→ Work order: Only the text of the records belongs in the answer; the pictures must be dropped.

→ Source material:
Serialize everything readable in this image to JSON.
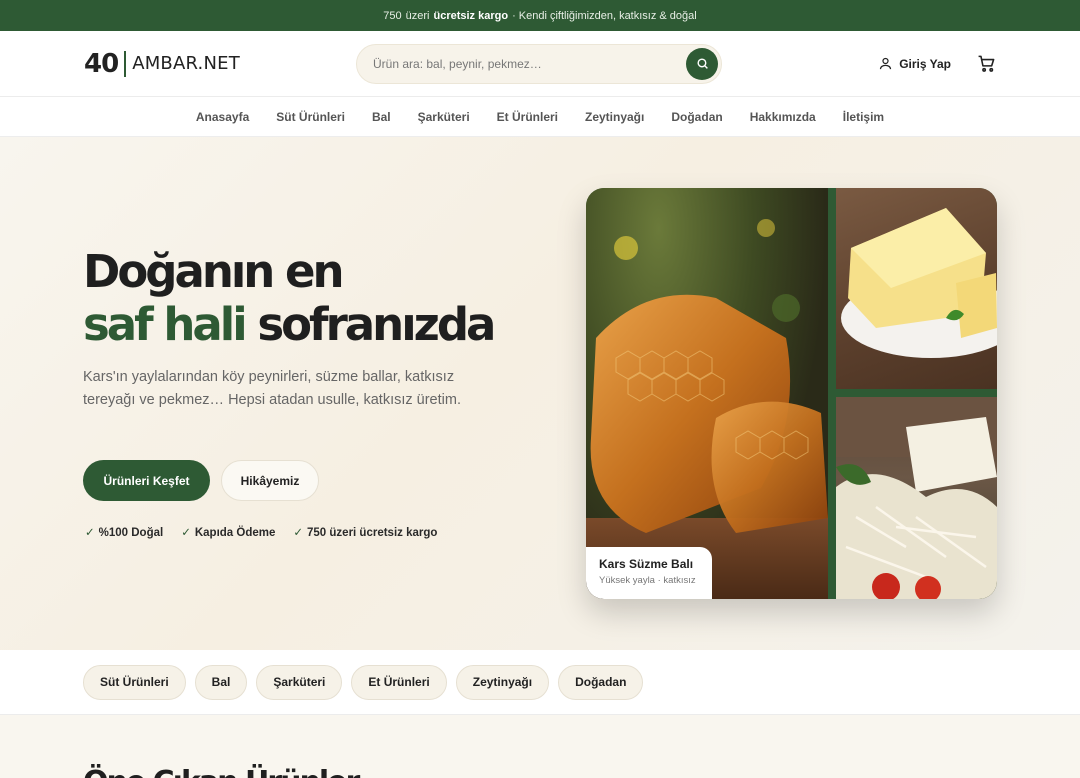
{
  "topbar": {
    "amount": "750",
    "prefix": "üzeri",
    "highlight": "ücretsiz kargo",
    "suffix": "· Kendi çiftliğimizden, katkısız & doğal"
  },
  "header": {
    "logo_number": "40",
    "logo_text": "AMBAR.NET",
    "search_placeholder": "Ürün ara: bal, peynir, pekmez…",
    "login_label": "Giriş Yap"
  },
  "nav": {
    "items": [
      "Anasayfa",
      "Süt Ürünleri",
      "Bal",
      "Şarküteri",
      "Et Ürünleri",
      "Zeytinyağı",
      "Doğadan",
      "Hakkımızda",
      "İletişim"
    ]
  },
  "hero": {
    "title_line1": "Doğanın en",
    "title_green": "saf hali",
    "title_rest": "sofranızda",
    "subtitle": "Kars'ın yaylalarından köy peynirleri, süzme ballar, katkısız tereyağı ve pekmez… Hepsi atadan usulle, katkısız üretim.",
    "primary_button": "Ürünleri Keşfet",
    "secondary_button": "Hikâyemiz",
    "badges": [
      "%100 Doğal",
      "Kapıda Ödeme",
      "750  üzeri ücretsiz kargo"
    ],
    "check_glyph": "✓",
    "card_title": "Kars Süzme Balı",
    "card_subtitle": "Yüksek yayla · katkısız"
  },
  "categories": [
    "Süt Ürünleri",
    "Bal",
    "Şarküteri",
    "Et Ürünleri",
    "Zeytinyağı",
    "Doğadan"
  ],
  "featured": {
    "title": "Öne Çıkan Ürünler"
  },
  "colors": {
    "brand_green": "#2e5a34",
    "cream": "#f6f2e8"
  },
  "icons": [
    "search-icon",
    "user-icon",
    "cart-icon",
    "check-icon"
  ]
}
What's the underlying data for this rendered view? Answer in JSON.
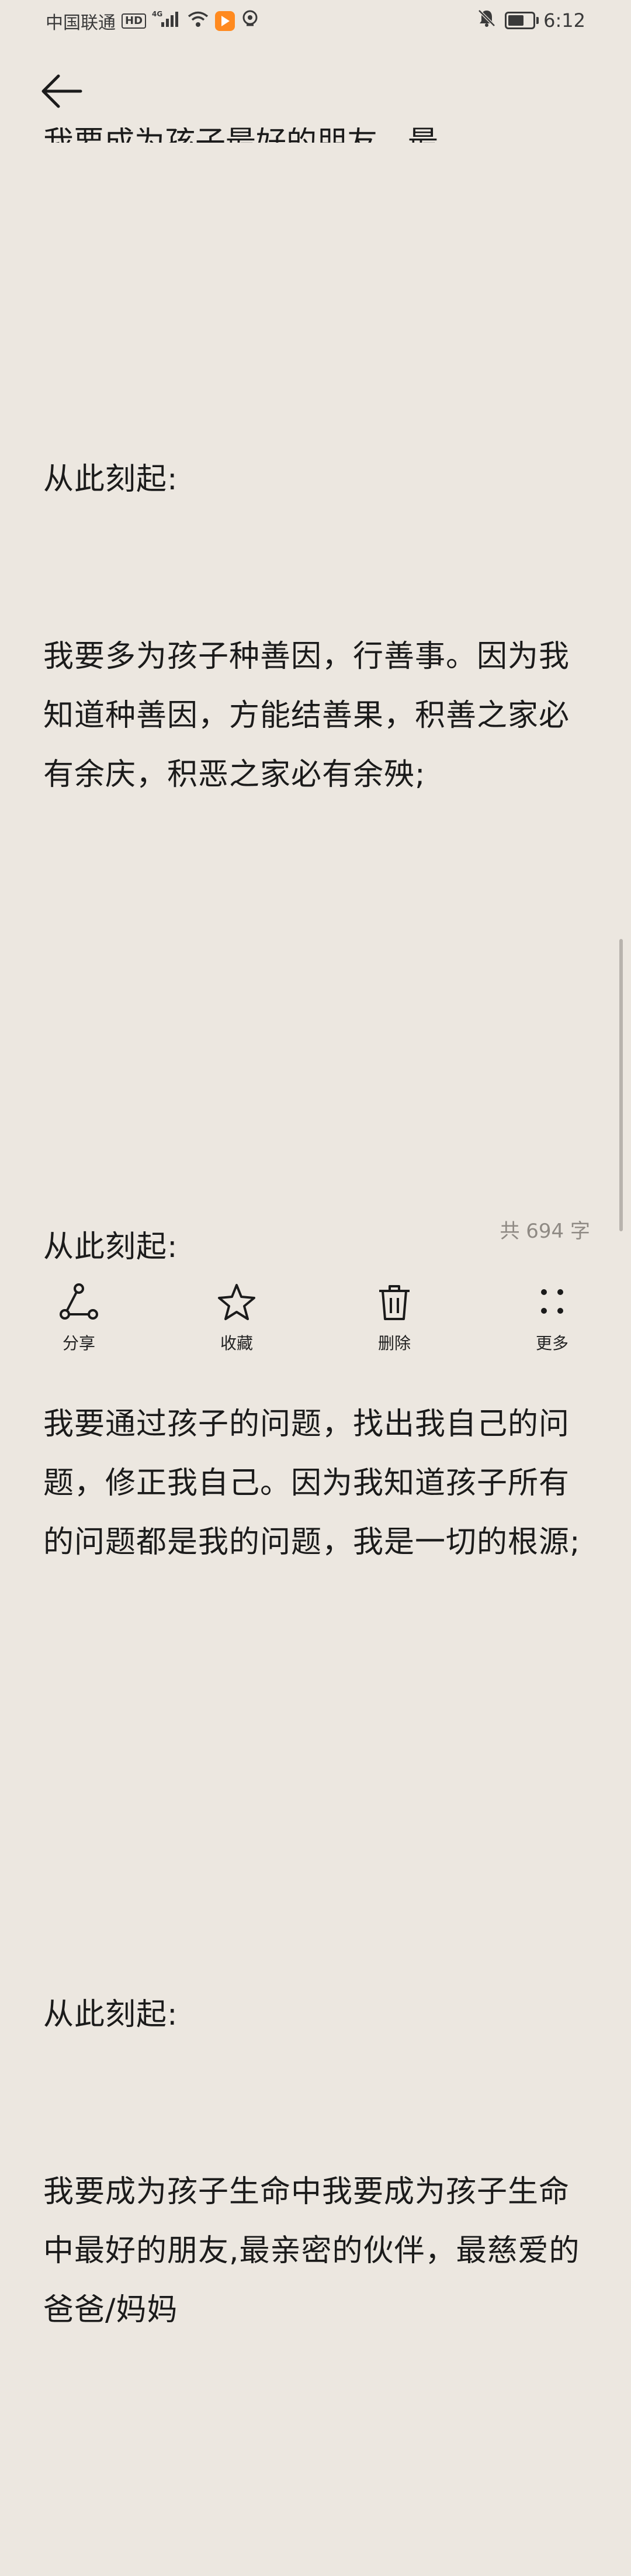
{
  "status_bar": {
    "carrier": "中国联通",
    "hd": "HD",
    "network": "4G",
    "time": "6:12"
  },
  "header": {
    "back_icon": "arrow-left-icon"
  },
  "note": {
    "cutoff_line": "我要成为孩子最好的朋友，最亲密的伙伴；",
    "blocks": [
      {
        "heading": "从此刻起:",
        "text": "我要多为孩子种善因，行善事。因为我知道种善因，方能结善果，积善之家必有余庆，积恶之家必有余殃;"
      },
      {
        "heading": "从此刻起:",
        "text": "我要通过孩子的问题，找出我自己的问题，修正我自己。因为我知道孩子所有的问题都是我的问题，我是一切的根源;"
      },
      {
        "heading": "从此刻起:",
        "text": "我要成为孩子生命中我要成为孩子生命中最好的朋友,最亲密的伙伴，最慈爱的爸爸/妈妈"
      }
    ],
    "word_count": "共 694 字"
  },
  "toolbar": {
    "share_label": "分享",
    "favorite_label": "收藏",
    "delete_label": "删除",
    "more_label": "更多"
  }
}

→ Exercise output:
Serialize everything readable in this image to JSON.
{
  "topbar": {
    "amount": "750",
    "prefix": "üzeri",
    "highlight": "ücretsiz kargo",
    "suffix": "· Kendi çiftliğimizden, katkısız & doğal"
  },
  "header": {
    "logo_number": "40",
    "logo_text": "AMBAR.NET",
    "search_placeholder": "Ürün ara: bal, peynir, pekmez…",
    "login_label": "Giriş Yap"
  },
  "nav": {
    "items": [
      "Anasayfa",
      "Süt Ürünleri",
      "Bal",
      "Şarküteri",
      "Et Ürünleri",
      "Zeytinyağı",
      "Doğadan",
      "Hakkımızda",
      "İletişim"
    ]
  },
  "hero": {
    "title_line1": "Doğanın en",
    "title_green": "saf hali",
    "title_rest": "sofranızda",
    "subtitle": "Kars'ın yaylalarından köy peynirleri, süzme ballar, katkısız tereyağı ve pekmez… Hepsi atadan usulle, katkısız üretim.",
    "primary_button": "Ürünleri Keşfet",
    "secondary_button": "Hikâyemiz",
    "badges": [
      "%100 Doğal",
      "Kapıda Ödeme",
      "750  üzeri ücretsiz kargo"
    ],
    "check_glyph": "✓",
    "card_title": "Kars Süzme Balı",
    "card_subtitle": "Yüksek yayla · katkısız"
  },
  "categories": [
    "Süt Ürünleri",
    "Bal",
    "Şarküteri",
    "Et Ürünleri",
    "Zeytinyağı",
    "Doğadan"
  ],
  "featured": {
    "title": "Öne Çıkan Ürünler"
  },
  "colors": {
    "brand_green": "#2e5a34",
    "cream": "#f6f2e8"
  },
  "icons": [
    "search-icon",
    "user-icon",
    "cart-icon",
    "check-icon"
  ]
}
What's the underlying data for this rendered view? Answer in JSON.
{
  "status_bar": {
    "carrier": "中国联通",
    "hd": "HD",
    "network": "4G",
    "time": "6:12"
  },
  "header": {
    "back_icon": "arrow-left-icon"
  },
  "note": {
    "cutoff_line": "我要成为孩子最好的朋友，最亲密的伙伴；",
    "blocks": [
      {
        "heading": "从此刻起:",
        "text": "我要多为孩子种善因，行善事。因为我知道种善因，方能结善果，积善之家必有余庆，积恶之家必有余殃;"
      },
      {
        "heading": "从此刻起:",
        "text": "我要通过孩子的问题，找出我自己的问题，修正我自己。因为我知道孩子所有的问题都是我的问题，我是一切的根源;"
      },
      {
        "heading": "从此刻起:",
        "text": "我要成为孩子生命中我要成为孩子生命中最好的朋友,最亲密的伙伴，最慈爱的爸爸/妈妈"
      }
    ],
    "word_count": "共 694 字"
  },
  "toolbar": {
    "share_label": "分享",
    "favorite_label": "收藏",
    "delete_label": "删除",
    "more_label": "更多"
  }
}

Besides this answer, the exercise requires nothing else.